▸ EXERCISE REQUIREMENTS
Which lines in the data contain the word "Сообщений"? Please copy each of them.

(Dataset rows for apps and sites)
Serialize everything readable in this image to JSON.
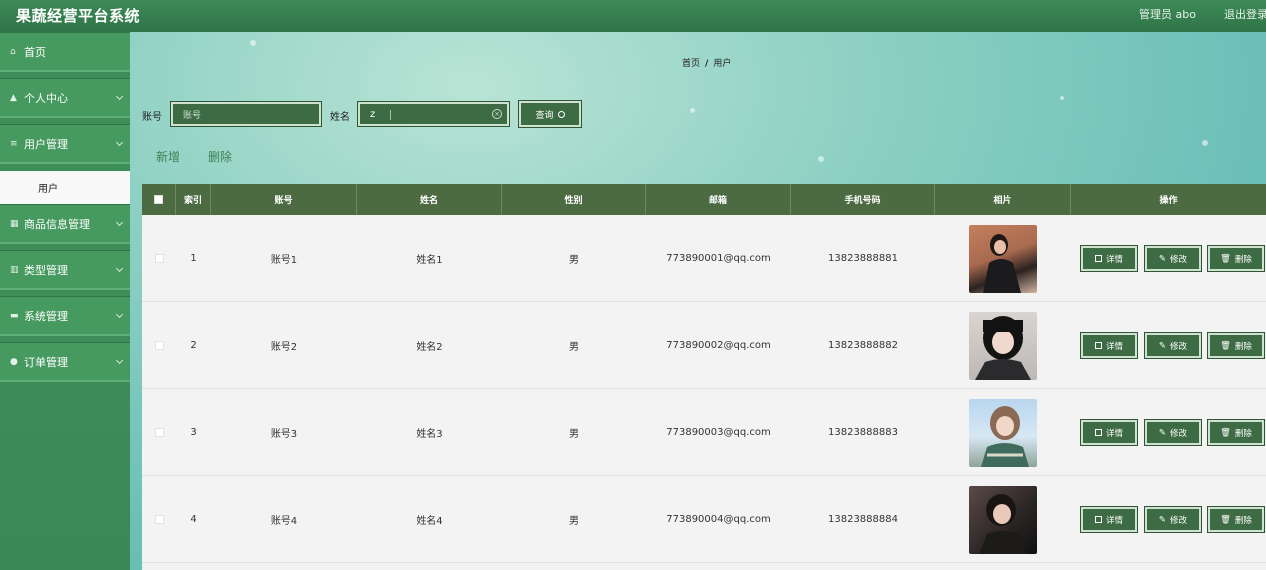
{
  "header": {
    "title": "果蔬经营平台系统",
    "user_label": "管理员 abo",
    "logout": "退出登录"
  },
  "sidebar": {
    "items": [
      {
        "icon": "home-icon",
        "glyph": "⌂",
        "label": "首页",
        "has_children": false
      },
      {
        "icon": "person-icon",
        "glyph": "▲",
        "label": "个人中心",
        "has_children": true
      },
      {
        "icon": "list-icon",
        "glyph": "≡",
        "label": "用户管理",
        "has_children": true
      },
      {
        "icon": "grid-icon",
        "glyph": "▦",
        "label": "商品信息管理",
        "has_children": true
      },
      {
        "icon": "chart-icon",
        "glyph": "▥",
        "label": "类型管理",
        "has_children": true
      },
      {
        "icon": "system-icon",
        "glyph": "▬",
        "label": "系统管理",
        "has_children": true
      },
      {
        "icon": "pin-icon",
        "glyph": "●",
        "label": "订单管理",
        "has_children": true
      }
    ],
    "sub_item": "用户"
  },
  "breadcrumb": {
    "home": "首页",
    "sep": "/",
    "current": "用户"
  },
  "search": {
    "account_label": "账号",
    "account_placeholder": "账号",
    "account_value": "",
    "name_label": "姓名",
    "name_value": "z",
    "query_button": "查询"
  },
  "actions": {
    "add": "新增",
    "delete": "删除"
  },
  "table": {
    "headers": {
      "index": "索引",
      "account": "账号",
      "name": "姓名",
      "gender": "性别",
      "email": "邮箱",
      "phone": "手机号码",
      "photo": "相片",
      "ops": "操作"
    },
    "rows": [
      {
        "index": "1",
        "account": "账号1",
        "name": "姓名1",
        "gender": "男",
        "email": "773890001@qq.com",
        "phone": "13823888881"
      },
      {
        "index": "2",
        "account": "账号2",
        "name": "姓名2",
        "gender": "男",
        "email": "773890002@qq.com",
        "phone": "13823888882"
      },
      {
        "index": "3",
        "account": "账号3",
        "name": "姓名3",
        "gender": "男",
        "email": "773890003@qq.com",
        "phone": "13823888883"
      },
      {
        "index": "4",
        "account": "账号4",
        "name": "姓名4",
        "gender": "男",
        "email": "773890004@qq.com",
        "phone": "13823888884"
      }
    ],
    "ops": {
      "detail": "详情",
      "edit": "修改",
      "remove": "删除"
    }
  },
  "colors": {
    "header": "#2f7448",
    "sidebar": "#469a60",
    "table_head": "#4d6b43",
    "button": "#3d6b44",
    "accent_text": "#3e7f55"
  }
}
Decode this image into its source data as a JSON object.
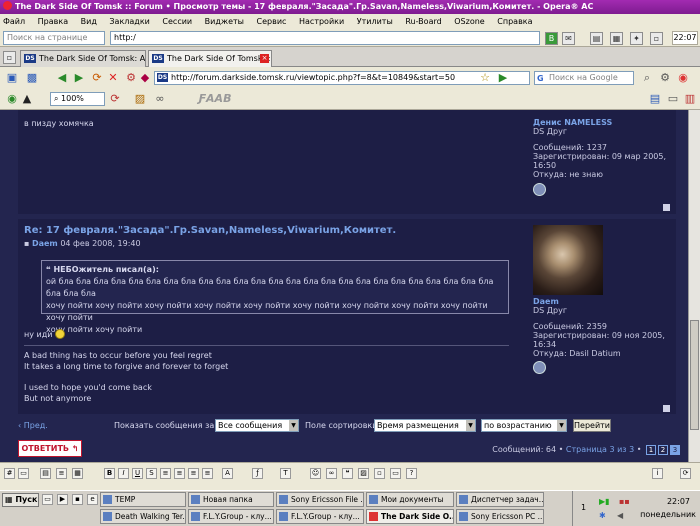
{
  "window": {
    "title": "The Dark Side Of Tomsk :: Forum • Просмотр темы - 17 февраля.\"Засада\".Гр.Savan,Nameless,Viwarium,Комитет. - Opera® AC"
  },
  "menu": [
    "Файл",
    "Правка",
    "Вид",
    "Закладки",
    "Сессии",
    "Виджеты",
    "Сервис",
    "Настройки",
    "Утилиты",
    "Ru-Board",
    "OSzone",
    "Справка"
  ],
  "topbar": {
    "search_placeholder": "Поиск на странице",
    "address_value": "http:/",
    "clock": "22:07"
  },
  "tabs": [
    {
      "label": "The Dark Side Of Tomsk: A...",
      "favicon": "DS",
      "active": false
    },
    {
      "label": "The Dark Side Of Tomsk :: ...",
      "favicon": "DS",
      "active": true
    }
  ],
  "nav": {
    "url": "http://forum.darkside.tomsk.ru/viewtopic.php?f=8&t=10849&start=50",
    "google_placeholder": "Поиск на Google"
  },
  "toolbar2": {
    "zoom": "100%",
    "letters": "ƑAAB"
  },
  "post1": {
    "text": "в пизду хомячка",
    "author": "Денис NAMELESS",
    "rank": "DS Друг",
    "messages": "Сообщений: 1237",
    "registered": "Зарегистрирован: 09 мар 2005,",
    "registered_time": "16:50",
    "from": "Откуда: не знаю"
  },
  "post2": {
    "title": "Re: 17 февраля.\"Засада\".Гр.Savan,Nameless,Viwarium,Комитет.",
    "author": "Daem",
    "date": "04 фев 2008, 19:40",
    "quote_header": "НЕБОжитель писал(а):",
    "quote_line1": "ой бла бла бла бла бла бла бла бла бла бла бла бла бла бла бла бла бла бла бла бла бла бла бла бла бла бла бла бла",
    "quote_line2": "хочу пойти хочу пойти хочу пойти хочу пойти хочу пойти хочу пойти хочу пойти хочу пойти хочу пойти хочу пойти",
    "quote_line3": "хочу пойти хочу пойти",
    "reply": "ну иди",
    "sig1": "A bad thing has to occur before you feel regret",
    "sig2": "It takes a long time to forgive and forever to forget",
    "sig3": "I used to hope you'd come back",
    "sig4": "But not anymore",
    "profile_name": "Daem",
    "profile_rank": "DS Друг",
    "profile_messages": "Сообщений: 2359",
    "profile_registered": "Зарегистрирован: 09 ноя 2005,",
    "profile_registered_time": "16:34",
    "profile_from": "Откуда: Dasil Datium"
  },
  "controls": {
    "prev": "Пред.",
    "show_label": "Показать сообщения за:",
    "show_value": "Все сообщения",
    "sort_label": "Поле сортировки",
    "sort_value": "Время размещения",
    "order_value": "по возрастанию",
    "go": "Перейти"
  },
  "reply_button": "ОТВЕТИТЬ",
  "pagination": {
    "count": "Сообщений: 64",
    "page_text": "Страница 3 из 3",
    "pages": [
      "1",
      "2",
      "3"
    ]
  },
  "taskbar": {
    "start": "Пуск",
    "row1": [
      "TEMP",
      "Новая папка",
      "Sony Ericsson File ...",
      "Мои документы",
      "Диспетчер задач..."
    ],
    "row2": [
      "Death Walking Ter...",
      "F.L.Y.Group - клу...",
      "F.L.Y.Group - клу...",
      "The Dark Side O...",
      "Sony Ericsson PC ..."
    ],
    "time": "22:07",
    "day": "понедельник"
  }
}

▸ SOLUTION TO THIS EXERCISE
    "messages": "Сообщений: 1237",
    "profile_messages": "Сообщений: 2359",
    "count": "Сообщений: 64",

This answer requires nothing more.